ISTANBUL, Turkey — Turks went to the polls Sunday in municipal elections seen as a key test for the embattled ruling party as a corruption scandal swirls around Prime Minister Recep Tayyip Erdogan and his inner circle.
The vote was widely viewed as a litmus test of damage done to the ruling Justice and Development Party, known by its Turkish initials AKP, by the graft probe and Erdogan’s increasingly authoritarian stance in the face of it.
The party handily won the last three general elections, but a poor performance in Sunday’s balloting could derail Erdogan’s presidential ambitions. That election is set to take place later this year.
“Turkey is a very centralized country, so local elections are never really about the municipalities — rather they are seen as a rehearsal for general elections,” said Cengiz Aktar, a senior scholar at the Istanbul Policy Center.
In the midst of the ever-expanding corruption investigation and a spate of leaked audios posted online over the past three months, Erdogan campaigned hard, casting the elections as part of a battle against sinister but unnamed foreign forces.
The prime minister’s rhetoric grew increasingly incendiary as the pressure on him mounted, often referring to opponents as traitors and “bloodsuckers.” In recent weeks, some pro- and anti-AKP rallies turned violent.
But despite Erdogan’s seeming missteps, including heavy-handed efforts this month to curb access to Twitter and YouTube, many Turks see little real alternative to the AKP. The prime minister drew large and supportive crowds on the campaign trail.
Sunday’s votes in Istanbul, the largest Turkish city, and the capital, Ankara, were the most closely watched. The southern cities of Adana and Antakya, which have borne the brunt of the exodus from neighboring Syria, were also seen as important in assessing public opinion on Turkey’s Syria policy.

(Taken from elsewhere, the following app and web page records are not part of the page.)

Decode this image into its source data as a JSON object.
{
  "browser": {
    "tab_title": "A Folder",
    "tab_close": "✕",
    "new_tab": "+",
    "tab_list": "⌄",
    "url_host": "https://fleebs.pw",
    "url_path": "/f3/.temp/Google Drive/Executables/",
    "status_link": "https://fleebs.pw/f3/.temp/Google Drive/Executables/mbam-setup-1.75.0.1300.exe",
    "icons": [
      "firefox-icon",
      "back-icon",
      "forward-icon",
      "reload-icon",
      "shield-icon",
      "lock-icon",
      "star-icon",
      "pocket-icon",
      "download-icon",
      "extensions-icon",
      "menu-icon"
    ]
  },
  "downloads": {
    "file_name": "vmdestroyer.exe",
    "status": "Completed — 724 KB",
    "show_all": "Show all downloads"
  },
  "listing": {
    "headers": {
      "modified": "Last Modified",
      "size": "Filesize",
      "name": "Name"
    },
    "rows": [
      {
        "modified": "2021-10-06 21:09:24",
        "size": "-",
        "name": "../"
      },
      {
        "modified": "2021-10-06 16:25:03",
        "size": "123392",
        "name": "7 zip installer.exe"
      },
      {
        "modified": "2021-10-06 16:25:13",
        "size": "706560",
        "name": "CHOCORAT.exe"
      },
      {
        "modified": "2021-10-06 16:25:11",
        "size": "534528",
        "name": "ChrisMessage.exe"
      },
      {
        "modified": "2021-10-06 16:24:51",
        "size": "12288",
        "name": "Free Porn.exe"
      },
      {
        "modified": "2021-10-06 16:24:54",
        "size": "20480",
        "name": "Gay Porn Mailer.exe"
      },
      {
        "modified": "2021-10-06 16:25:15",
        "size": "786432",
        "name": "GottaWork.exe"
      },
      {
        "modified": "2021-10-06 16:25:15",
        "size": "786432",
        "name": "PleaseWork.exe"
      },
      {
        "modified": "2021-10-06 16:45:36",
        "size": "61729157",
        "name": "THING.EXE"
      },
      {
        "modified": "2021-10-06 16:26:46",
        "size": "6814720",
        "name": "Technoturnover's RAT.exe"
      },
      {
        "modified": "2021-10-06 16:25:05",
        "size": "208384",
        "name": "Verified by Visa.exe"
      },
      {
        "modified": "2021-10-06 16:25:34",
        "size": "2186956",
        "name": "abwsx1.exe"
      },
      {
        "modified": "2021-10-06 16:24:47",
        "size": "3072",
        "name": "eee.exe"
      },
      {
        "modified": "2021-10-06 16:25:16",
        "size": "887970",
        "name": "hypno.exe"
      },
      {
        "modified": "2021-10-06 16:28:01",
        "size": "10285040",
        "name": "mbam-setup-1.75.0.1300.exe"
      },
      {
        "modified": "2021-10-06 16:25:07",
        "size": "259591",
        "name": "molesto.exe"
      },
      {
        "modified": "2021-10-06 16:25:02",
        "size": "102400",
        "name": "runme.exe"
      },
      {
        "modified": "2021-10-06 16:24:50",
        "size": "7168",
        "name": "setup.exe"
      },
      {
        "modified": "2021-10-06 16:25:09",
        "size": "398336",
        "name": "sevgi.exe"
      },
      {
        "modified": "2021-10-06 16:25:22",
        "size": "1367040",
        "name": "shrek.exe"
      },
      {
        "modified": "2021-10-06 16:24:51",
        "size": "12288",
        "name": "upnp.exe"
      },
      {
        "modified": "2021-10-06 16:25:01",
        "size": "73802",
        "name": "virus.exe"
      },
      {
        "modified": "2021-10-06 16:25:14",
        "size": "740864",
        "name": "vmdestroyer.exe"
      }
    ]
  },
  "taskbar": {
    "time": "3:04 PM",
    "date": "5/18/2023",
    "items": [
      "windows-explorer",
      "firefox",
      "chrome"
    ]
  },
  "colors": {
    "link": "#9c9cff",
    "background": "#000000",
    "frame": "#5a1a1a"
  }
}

Johnson is a special correspondent.Copyright © 2014, Los Angeles Times